The adaptation of various forms of life to the interrelated system of organic reality leads to their success and maturity.

This power is created by successful adaptation to the flows of energy of the cosmos.

Alfalfa has special adaptation for mountain valleys of the entire West, but it will also grow in good form in parts of all, or nearly all, the other States.

Crimson clover has highest adaptation to the States east of the Allegheny Mountains and west of the Cascades, but will also grow in the more Central States south, in which moisture is abundant.

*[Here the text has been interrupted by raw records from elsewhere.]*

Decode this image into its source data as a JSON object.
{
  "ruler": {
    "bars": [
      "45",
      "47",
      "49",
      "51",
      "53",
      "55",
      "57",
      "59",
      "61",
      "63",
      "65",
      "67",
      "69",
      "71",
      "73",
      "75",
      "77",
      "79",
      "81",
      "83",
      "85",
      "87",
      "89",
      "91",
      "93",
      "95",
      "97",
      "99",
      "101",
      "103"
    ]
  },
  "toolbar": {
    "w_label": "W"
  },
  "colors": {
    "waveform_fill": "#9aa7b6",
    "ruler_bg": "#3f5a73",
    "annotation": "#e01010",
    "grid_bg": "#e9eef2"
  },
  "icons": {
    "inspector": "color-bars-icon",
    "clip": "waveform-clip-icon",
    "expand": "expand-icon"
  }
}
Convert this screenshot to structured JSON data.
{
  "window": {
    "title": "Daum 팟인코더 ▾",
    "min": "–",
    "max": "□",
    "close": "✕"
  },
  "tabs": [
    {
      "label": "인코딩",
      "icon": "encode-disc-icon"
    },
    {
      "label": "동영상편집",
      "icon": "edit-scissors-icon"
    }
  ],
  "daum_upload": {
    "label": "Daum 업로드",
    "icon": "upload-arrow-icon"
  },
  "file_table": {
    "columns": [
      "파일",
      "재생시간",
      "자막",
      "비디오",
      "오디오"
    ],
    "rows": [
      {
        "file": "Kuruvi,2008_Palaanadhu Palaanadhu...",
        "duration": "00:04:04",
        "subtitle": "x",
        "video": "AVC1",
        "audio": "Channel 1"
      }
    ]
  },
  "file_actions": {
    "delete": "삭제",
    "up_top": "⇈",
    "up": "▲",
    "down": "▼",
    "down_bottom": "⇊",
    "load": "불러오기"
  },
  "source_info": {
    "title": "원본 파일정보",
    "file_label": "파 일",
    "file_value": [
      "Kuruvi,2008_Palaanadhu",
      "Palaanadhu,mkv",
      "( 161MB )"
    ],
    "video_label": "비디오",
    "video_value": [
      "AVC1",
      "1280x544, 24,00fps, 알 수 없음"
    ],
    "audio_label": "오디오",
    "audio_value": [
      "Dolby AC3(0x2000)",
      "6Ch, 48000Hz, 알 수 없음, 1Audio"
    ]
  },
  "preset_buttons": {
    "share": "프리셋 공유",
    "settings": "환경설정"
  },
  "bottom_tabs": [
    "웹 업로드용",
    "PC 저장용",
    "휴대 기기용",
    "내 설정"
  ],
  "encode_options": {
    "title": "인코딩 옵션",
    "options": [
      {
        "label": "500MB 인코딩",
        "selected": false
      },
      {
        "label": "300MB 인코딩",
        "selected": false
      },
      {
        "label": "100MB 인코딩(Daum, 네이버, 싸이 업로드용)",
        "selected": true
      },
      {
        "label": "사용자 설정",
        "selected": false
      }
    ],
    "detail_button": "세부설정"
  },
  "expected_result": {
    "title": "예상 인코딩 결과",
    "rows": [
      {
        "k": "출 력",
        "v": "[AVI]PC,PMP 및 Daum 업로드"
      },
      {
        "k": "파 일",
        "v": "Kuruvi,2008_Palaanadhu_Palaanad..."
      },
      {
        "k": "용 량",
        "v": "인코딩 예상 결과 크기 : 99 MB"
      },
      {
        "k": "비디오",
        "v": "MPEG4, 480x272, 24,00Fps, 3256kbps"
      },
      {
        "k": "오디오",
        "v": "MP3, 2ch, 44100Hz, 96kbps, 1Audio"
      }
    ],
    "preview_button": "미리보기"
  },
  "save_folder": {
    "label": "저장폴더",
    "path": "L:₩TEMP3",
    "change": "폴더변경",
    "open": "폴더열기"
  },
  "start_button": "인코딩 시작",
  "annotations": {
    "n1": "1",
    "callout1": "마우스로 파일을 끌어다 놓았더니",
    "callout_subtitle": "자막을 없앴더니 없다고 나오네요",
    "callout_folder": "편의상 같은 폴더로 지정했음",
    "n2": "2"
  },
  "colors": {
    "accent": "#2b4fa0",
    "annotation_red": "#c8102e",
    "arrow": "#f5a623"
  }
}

Sweet clover will grow in all the States and provinces of the United States and Canada, but has highest adaptation for the Central and Southern States.

Alsike clover has much the same adaptation to soils as the medium and mammoth varieties, but will grow better than these on low-lying soils well stored with humus.

Crimson clover has highest adaptation for sandy loam soils into which the roots can penetrate easily.

Small, white clover has adaptation for soils very similar to that of alsike clover.

The alsike, living longer, is lower in its adaptation, and alfalfa, because of its long life, stands lowest in this respect.

Without irrigation, the highest adaptation, all things considered, is found in Washington and Oregon, west of the Cascades, except where shallow soils lying on gravels exist.

The soils of Northern Minnesota, Wisconsin and Michigan, that have produced hardwood timber, have unusually high adaptation to the growth of this plant, and as the snow usually covers the ground in these areas in winter, the crop may be relied upon with much certainty.